To do
Count every line in the entries below that contains the word "JSON", and give only that number.

(Data to use begins)

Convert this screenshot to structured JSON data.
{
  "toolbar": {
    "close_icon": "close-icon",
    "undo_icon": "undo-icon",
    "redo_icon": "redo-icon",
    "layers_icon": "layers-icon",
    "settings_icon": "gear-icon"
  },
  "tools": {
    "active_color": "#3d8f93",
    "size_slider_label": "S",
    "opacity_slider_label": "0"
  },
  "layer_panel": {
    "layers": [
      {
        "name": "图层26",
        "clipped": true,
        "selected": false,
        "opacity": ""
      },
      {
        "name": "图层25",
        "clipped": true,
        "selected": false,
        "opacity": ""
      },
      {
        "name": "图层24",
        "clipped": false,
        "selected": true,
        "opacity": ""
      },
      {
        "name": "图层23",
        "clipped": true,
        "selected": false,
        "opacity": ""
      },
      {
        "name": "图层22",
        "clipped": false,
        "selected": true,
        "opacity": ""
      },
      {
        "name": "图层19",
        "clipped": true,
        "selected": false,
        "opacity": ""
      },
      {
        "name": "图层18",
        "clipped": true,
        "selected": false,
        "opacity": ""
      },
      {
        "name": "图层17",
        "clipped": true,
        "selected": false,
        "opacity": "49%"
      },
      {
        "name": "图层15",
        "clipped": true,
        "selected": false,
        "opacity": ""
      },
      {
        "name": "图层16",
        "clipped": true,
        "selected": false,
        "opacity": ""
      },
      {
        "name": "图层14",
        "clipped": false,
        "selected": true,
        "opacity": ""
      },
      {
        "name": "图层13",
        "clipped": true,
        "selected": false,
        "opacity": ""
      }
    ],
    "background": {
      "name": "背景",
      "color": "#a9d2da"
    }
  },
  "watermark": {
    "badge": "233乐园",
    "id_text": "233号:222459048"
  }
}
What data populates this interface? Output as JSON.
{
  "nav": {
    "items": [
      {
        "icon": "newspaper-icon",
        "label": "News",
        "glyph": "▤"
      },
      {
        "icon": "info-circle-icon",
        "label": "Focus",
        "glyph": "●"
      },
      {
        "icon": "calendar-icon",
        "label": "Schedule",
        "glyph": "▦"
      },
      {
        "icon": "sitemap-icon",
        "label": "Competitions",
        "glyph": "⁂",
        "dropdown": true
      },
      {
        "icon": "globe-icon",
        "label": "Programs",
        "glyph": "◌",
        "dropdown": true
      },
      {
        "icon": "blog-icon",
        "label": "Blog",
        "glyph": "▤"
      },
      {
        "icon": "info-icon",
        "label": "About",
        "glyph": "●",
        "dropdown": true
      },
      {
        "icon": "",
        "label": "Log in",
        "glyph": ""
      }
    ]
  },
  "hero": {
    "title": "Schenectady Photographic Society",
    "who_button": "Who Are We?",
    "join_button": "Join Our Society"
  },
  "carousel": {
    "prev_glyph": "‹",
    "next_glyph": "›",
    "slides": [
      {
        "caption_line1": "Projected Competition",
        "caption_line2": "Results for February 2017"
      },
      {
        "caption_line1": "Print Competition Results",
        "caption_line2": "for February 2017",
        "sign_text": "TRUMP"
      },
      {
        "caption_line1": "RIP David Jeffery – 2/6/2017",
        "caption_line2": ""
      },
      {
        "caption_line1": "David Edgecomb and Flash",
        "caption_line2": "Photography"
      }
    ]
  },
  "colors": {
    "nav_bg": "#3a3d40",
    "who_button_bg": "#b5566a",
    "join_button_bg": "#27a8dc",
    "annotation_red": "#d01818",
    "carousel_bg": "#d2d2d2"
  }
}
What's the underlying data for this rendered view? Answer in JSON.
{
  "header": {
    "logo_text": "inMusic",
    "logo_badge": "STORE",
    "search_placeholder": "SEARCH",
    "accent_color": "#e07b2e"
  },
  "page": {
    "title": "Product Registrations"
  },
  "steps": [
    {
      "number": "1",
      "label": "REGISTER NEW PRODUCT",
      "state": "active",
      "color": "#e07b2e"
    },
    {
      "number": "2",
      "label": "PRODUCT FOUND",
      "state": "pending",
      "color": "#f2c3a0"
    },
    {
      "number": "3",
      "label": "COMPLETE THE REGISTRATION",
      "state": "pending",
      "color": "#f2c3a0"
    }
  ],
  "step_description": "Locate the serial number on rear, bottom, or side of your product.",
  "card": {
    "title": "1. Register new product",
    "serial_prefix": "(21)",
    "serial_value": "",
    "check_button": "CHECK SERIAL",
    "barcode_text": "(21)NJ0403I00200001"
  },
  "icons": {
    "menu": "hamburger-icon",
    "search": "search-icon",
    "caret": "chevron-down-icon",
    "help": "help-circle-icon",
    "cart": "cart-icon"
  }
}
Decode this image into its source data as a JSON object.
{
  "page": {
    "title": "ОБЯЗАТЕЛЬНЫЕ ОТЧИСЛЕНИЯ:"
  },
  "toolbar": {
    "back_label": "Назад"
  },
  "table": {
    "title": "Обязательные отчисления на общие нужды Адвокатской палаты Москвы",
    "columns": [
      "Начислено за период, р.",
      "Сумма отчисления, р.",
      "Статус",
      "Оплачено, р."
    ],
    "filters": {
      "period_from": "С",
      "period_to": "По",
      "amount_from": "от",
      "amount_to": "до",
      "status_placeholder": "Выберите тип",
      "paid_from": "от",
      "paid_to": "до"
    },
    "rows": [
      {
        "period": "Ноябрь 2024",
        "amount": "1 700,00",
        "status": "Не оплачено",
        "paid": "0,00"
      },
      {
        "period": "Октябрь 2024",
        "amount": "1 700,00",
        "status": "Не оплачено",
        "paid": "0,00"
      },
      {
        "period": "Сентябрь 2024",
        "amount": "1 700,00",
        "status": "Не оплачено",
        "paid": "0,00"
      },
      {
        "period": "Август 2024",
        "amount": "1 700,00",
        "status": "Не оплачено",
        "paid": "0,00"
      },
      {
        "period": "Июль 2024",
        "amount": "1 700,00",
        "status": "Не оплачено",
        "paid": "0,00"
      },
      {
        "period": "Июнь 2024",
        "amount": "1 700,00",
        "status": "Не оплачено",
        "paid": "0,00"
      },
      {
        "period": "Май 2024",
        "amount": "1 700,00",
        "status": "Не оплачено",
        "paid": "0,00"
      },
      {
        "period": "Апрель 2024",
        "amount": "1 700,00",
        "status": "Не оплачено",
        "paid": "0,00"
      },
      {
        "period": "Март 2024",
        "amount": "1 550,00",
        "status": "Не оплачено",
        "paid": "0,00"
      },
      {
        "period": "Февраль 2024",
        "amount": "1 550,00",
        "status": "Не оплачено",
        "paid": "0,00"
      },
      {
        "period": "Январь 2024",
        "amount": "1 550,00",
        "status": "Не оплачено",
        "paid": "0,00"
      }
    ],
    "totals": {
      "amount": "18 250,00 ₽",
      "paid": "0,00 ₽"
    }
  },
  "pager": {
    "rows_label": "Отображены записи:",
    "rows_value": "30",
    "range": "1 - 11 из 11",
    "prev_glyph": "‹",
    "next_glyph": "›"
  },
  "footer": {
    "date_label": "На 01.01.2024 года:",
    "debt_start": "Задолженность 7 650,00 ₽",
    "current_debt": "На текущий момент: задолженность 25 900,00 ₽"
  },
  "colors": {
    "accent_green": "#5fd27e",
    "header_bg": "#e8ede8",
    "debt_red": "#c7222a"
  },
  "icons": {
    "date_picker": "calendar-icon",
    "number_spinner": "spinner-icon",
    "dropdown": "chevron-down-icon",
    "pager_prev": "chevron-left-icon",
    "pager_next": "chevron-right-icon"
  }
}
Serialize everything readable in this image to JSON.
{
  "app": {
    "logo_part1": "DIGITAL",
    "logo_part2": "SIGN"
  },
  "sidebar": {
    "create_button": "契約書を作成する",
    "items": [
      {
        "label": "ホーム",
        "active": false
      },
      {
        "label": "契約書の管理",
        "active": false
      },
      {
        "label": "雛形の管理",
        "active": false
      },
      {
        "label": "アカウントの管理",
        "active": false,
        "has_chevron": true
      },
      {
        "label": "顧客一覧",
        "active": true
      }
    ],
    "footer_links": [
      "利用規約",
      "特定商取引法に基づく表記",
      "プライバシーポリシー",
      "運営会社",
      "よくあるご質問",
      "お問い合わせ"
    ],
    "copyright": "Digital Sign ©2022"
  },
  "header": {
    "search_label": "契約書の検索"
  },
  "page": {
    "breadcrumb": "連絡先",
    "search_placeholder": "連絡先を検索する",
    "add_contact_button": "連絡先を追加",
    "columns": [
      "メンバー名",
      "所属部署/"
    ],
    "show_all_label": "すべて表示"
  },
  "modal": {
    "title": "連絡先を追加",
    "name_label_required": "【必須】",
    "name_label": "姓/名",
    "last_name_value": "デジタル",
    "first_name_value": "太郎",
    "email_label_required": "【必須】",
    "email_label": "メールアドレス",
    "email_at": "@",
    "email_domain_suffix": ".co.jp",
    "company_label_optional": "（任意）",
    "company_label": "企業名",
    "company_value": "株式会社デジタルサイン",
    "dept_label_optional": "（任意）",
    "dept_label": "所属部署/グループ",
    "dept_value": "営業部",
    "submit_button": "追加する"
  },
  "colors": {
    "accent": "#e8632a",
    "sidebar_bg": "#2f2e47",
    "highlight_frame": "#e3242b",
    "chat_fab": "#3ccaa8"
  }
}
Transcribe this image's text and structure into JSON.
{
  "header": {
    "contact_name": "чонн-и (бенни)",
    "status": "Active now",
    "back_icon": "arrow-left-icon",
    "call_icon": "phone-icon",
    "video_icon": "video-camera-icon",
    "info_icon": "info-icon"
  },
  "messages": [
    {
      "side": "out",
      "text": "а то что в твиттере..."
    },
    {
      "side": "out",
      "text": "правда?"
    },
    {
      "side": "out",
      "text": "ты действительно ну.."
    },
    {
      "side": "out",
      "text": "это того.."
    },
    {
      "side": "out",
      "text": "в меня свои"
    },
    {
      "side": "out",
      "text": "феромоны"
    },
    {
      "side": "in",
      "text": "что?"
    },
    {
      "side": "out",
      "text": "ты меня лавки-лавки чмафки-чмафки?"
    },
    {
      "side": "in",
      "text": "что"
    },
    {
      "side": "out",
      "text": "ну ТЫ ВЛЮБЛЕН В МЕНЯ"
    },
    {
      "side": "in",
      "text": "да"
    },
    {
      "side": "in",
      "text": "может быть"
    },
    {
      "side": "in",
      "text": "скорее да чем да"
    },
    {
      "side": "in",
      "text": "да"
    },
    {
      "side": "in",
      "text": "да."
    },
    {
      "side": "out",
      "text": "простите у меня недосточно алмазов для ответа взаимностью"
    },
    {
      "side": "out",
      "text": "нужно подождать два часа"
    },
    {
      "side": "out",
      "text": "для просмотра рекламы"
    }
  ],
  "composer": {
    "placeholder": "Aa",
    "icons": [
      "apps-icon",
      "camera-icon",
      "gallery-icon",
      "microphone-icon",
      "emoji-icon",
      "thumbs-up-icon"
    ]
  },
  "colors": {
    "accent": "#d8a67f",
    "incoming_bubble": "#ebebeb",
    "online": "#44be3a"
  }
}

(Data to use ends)

Solved exercise
6